🎹 Music for this post: https://www.youtube.com/watch?v=B9dSYgd5Elk.
Thanks go to my brother Rich for sending this Guardian article to me, allowing me to share a final thought for this very long year:
The headline asks an interesting question, and I have an educated, but admittedly unscientific, answer: yes, men “get” impostor syndrome. All the time.
What Catherine Bennett describes as “the association of authority with traditionally male exhibitions of extreme assurance” is, from my perspective, the defining mark of a deeply-buried case of male impostor syndrome.
What does true self-confidence look like?
Is it the way that Donald Trump or Boris Johnson or David Cameron or Vladimir Putin behave?
Conversely, what about when Ronald Reagan admitted his mistakes in the Iran-Contra scandal? Or when George H. W. Bush apologized for raising taxes? Or when John F. Kennedy took responsibility for the Bay of Pigs invasion?
Are those illustrations of weakness, or of strength?
Why might you not want to admit mistakes? Do you feel that it might amplify a certain lack of ability, and that others might think less of you? Both of these are strong indicators of personal insecurity. If you are afraid to admit mistakes, you are, by definition, afraid of people knowing your weaknesses. All signs point to some amount of impostor syndrome at this point.
The difference between female and male instances of impostor syndrome, I think, is that women seem to feel more comfortable exploring their weaknesses at a liminal level than men do. Men instead tend to pelt their insecurities down into subliminal territory, creating strong compensating facades of synthesized self-confidence, perhaps powered through the unique delusion of testosterone.
What man (or woman) who cannot admit mistakes and take corrective actions does so for any reason other than fear?
And what could that man or woman be afraid of, other than people beginning to see chinks in their armor?
As I have gotten older, I have developed a belief that most people lack self-confidence for some portion — maybe even a large portion — of their lives. Most people (including yours truly!) become aware of their relative lack of significance in the universe through some lonely moments of self-reflection, and they build up ugly behaviors in order to compensate for this.
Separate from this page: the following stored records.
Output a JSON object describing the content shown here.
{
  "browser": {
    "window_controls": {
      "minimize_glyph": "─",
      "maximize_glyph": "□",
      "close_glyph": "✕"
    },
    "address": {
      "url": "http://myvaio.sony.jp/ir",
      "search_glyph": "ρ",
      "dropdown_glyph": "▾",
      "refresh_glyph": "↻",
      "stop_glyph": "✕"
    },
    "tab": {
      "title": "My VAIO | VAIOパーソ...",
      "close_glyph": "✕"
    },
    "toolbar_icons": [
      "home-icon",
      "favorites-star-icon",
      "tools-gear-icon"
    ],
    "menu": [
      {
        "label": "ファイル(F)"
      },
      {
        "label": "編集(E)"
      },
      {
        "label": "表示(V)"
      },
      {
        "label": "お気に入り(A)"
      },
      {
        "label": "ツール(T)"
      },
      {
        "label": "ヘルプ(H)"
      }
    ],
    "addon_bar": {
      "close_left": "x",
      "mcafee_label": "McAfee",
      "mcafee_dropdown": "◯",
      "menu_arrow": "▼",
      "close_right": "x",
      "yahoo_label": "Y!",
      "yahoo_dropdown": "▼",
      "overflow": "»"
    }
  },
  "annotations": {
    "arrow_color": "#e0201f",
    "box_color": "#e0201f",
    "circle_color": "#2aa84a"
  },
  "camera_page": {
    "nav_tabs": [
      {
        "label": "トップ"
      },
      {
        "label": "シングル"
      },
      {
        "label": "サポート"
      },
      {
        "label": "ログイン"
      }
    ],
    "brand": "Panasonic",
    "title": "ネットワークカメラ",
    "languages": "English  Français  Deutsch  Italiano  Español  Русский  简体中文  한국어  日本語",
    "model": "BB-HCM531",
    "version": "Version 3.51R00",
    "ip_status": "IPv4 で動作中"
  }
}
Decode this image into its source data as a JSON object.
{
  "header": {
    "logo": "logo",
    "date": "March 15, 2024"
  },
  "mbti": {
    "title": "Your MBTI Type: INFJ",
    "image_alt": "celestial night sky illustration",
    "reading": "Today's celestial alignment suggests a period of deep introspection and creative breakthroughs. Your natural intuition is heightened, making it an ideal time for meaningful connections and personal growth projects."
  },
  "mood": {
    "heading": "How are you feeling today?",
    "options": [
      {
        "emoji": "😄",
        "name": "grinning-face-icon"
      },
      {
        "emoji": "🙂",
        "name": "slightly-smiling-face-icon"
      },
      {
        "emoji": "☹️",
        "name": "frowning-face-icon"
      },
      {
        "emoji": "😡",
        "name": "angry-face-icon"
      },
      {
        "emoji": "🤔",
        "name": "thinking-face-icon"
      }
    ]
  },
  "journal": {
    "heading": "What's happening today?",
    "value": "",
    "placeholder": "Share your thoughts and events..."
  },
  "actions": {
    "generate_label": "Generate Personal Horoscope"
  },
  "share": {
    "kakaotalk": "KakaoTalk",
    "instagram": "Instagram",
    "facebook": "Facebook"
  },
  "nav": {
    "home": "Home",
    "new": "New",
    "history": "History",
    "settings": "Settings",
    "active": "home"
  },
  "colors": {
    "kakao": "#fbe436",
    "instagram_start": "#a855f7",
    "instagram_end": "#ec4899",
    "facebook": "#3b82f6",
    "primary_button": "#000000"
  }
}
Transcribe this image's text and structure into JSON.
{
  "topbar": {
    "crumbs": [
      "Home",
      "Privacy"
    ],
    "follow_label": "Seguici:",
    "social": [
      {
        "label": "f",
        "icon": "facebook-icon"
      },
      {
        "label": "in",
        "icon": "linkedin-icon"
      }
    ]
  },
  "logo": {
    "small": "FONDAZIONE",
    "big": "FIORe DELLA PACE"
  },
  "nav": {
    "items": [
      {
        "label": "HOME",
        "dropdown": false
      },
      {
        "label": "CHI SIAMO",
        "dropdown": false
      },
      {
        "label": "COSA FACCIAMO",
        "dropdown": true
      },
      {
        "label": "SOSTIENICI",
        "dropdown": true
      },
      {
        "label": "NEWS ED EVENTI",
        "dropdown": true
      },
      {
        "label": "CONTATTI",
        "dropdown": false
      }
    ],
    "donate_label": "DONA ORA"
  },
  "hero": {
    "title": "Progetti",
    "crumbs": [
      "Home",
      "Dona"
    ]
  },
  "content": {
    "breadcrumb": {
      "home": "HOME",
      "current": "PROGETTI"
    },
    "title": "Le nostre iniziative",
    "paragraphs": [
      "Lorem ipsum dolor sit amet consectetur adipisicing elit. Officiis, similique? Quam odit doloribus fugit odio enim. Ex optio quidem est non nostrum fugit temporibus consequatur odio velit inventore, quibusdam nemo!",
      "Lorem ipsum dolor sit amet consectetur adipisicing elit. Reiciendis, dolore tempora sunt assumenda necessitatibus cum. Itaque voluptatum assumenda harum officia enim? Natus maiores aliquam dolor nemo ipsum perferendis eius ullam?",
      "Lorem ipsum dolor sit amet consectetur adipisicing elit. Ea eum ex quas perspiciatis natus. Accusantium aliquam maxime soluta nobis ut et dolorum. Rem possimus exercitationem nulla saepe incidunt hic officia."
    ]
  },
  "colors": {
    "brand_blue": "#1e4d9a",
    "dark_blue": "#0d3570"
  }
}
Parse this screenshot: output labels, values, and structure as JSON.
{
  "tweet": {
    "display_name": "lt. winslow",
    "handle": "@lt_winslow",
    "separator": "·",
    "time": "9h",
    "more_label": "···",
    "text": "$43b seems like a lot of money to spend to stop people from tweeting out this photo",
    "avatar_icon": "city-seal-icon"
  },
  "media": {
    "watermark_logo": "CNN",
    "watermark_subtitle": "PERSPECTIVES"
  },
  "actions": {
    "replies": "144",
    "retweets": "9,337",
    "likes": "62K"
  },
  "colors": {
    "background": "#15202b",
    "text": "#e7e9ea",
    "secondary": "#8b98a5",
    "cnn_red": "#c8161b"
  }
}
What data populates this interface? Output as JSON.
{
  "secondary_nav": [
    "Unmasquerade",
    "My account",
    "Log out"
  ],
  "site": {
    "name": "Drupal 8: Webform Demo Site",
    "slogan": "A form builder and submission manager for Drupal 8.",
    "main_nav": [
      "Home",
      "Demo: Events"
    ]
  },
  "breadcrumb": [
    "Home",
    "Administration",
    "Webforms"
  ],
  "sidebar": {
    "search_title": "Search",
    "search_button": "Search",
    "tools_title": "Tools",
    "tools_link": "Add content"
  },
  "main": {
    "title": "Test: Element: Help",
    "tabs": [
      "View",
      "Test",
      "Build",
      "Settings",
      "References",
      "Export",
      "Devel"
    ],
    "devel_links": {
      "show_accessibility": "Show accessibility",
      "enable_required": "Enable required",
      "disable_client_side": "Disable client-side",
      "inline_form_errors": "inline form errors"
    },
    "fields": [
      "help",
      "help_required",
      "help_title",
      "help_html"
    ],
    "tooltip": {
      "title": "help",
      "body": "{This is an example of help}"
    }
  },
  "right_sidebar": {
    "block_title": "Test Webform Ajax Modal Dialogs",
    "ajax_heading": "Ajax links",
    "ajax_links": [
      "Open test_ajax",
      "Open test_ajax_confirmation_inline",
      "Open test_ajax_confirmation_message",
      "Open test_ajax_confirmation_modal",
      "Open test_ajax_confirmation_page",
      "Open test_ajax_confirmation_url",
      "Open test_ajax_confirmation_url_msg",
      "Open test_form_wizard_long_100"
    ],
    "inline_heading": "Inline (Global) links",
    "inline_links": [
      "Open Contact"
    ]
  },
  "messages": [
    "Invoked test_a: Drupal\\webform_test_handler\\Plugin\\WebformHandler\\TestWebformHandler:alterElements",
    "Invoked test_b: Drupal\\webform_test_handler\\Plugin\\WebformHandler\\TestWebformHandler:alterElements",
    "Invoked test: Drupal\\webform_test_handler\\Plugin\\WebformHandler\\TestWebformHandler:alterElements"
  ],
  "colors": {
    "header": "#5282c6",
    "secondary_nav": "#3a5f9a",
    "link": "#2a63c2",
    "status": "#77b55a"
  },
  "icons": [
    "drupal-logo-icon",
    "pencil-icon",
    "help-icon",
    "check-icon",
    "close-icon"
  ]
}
Ironically, it is the very ability for so many people around us to successfully fake self-confidence through “brio,” to borrow Boris Johnson’s term, that we find the seedlings of self-doubt so deeply sown in ourselves.
If our default human tendency was to openly embrace and exhibit our faults — with confidence! — the world might be a very different place, don’t you think?